As the marshal drops the flag, I push the Huracán STO’s accelerator deep into the floor. There’s a slight squirm at the rear, and a chirp from the tyres as they struggle for grip. Then grip they do. 631bhp launches me up an avenue of trees as if I’ve been released from a gigantic catapult. Second gear, third gear. I’m in fourth before braking hard, and back down to second again before the first right-hander. Then it’s hard on the throttle again, clip the apex of the next right hander, past the front doors of Goodwood House, and up through the gears before clicking the paddle-shifters down again for the tricky off-camber Molecombe corner. Another blast before lifting for the tight right-left kink at the flint wall and then it’s hard on the power for the last dash to the finish line.
Or at least that’s how it felt inside. That mighty V10’s roar and some automatic throttle blipping probably made everything feel much faster than it actually was. I doubt my probably pedestrian recorded time up the 1.16 mile hill climb will be troubling any professional racing drivers any time soon.
On the following Saturday, former F1 star Max Chilton set a blistering new record of 39.08 seconds in the 1000bhp McMurtry Spéirling. It’s the kind of stuff we’ll be talking about for years. Few will ever mention my run again. Nevertheless, I’ll remember my all-too short Lamborghini Huracán STO drive at the 2022 Goodwood Festival of Speed for a very long time.
Lamborghini Huracán STO
Engine: 5.2 litre V10 Petrol
Transmission: 7-speed, dual-clutch auto with paddle shift. Rear wheel drive
Power: 631 bhp @ 8,000 rpm

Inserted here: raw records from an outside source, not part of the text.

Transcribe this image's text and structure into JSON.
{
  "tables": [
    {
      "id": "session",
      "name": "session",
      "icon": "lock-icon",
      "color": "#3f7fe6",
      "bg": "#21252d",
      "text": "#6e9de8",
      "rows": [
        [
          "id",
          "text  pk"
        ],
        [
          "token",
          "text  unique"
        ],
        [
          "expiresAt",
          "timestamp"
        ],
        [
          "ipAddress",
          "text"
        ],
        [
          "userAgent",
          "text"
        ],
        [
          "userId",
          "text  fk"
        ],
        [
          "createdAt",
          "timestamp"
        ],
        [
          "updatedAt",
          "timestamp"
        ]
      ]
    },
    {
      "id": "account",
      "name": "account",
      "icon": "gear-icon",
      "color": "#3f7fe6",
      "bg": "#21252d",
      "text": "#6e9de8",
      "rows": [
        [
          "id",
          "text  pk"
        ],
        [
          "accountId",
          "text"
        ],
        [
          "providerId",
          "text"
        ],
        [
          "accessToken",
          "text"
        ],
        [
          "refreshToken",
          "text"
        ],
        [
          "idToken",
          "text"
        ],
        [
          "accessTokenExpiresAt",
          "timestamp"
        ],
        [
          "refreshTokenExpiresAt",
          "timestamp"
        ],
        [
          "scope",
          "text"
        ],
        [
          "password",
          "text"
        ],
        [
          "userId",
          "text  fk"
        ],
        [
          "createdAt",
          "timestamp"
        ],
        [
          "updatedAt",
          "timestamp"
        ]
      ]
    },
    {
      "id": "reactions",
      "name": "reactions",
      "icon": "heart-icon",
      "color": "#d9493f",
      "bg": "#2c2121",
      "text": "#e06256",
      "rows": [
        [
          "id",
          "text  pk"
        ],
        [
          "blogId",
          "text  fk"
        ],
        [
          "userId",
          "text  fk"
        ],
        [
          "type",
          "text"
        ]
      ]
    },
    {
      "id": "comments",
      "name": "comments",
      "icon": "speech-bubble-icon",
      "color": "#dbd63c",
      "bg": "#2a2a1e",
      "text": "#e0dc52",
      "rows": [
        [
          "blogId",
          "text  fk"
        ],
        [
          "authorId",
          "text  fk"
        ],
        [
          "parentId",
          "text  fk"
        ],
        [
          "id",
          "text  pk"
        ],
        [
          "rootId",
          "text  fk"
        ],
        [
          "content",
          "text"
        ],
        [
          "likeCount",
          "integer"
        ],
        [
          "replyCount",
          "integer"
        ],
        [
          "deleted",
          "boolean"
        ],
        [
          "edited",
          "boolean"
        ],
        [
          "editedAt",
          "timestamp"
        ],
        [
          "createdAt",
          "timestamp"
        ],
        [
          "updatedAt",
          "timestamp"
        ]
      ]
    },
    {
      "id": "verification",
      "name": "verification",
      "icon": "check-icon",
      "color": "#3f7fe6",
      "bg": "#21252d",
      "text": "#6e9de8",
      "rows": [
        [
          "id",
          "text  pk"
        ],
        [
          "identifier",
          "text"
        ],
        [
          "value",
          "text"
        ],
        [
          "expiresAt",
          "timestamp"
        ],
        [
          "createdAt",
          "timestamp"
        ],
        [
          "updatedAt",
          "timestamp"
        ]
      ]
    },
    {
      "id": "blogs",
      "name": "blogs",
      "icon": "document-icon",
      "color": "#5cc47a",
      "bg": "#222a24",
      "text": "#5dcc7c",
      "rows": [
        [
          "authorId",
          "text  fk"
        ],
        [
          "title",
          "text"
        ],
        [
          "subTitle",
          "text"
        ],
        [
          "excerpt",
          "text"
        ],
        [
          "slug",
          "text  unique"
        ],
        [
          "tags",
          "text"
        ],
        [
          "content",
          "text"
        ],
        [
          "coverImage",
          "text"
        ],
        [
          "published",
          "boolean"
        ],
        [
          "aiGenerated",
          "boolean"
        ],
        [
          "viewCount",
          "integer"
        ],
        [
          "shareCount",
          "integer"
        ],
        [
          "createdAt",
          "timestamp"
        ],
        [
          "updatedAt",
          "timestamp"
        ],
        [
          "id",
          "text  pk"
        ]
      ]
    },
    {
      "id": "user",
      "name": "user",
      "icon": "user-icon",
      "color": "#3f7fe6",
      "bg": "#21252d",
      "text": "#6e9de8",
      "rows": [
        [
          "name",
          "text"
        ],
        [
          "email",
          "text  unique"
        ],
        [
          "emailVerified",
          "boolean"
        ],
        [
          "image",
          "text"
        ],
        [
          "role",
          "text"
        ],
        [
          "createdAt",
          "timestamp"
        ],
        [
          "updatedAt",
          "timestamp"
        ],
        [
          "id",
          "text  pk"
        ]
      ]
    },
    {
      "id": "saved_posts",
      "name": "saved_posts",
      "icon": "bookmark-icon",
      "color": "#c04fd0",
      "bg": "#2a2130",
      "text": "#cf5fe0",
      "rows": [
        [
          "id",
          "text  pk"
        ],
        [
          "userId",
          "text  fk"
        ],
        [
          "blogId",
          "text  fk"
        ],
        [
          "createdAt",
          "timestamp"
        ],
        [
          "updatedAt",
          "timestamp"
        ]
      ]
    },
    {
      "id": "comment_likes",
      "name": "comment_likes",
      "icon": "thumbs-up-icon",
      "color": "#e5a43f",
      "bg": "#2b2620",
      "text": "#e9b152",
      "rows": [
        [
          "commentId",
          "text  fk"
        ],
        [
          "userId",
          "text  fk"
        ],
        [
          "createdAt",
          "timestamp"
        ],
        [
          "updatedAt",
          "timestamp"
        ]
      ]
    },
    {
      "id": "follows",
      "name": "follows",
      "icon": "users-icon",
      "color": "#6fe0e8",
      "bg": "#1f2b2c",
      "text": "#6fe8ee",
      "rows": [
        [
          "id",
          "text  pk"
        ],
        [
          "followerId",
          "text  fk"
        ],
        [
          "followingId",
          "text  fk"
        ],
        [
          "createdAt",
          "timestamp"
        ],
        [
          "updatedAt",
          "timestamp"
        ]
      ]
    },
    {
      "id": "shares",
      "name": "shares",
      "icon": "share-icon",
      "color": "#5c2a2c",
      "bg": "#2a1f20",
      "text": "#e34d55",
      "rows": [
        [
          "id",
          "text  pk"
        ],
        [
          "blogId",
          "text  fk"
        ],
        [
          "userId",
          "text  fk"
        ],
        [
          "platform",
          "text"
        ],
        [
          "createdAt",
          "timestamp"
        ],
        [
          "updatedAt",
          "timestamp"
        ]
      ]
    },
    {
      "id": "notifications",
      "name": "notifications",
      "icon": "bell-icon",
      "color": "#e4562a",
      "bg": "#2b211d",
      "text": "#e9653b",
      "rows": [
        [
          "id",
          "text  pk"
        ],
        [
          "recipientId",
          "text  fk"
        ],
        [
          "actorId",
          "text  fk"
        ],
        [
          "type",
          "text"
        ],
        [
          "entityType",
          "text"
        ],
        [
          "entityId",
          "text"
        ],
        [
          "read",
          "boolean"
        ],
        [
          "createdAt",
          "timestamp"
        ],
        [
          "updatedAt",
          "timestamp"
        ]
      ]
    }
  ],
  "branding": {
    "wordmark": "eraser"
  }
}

Torque: 417 lbft @ 6,500 rpm
0-62 MPH: 3.0 Sec
Max Speed: 193 mph
CO2: 331 g/km
MPG: 16.9 (combined)
Price: from £260,012 OTR
images: Rebecca Thomas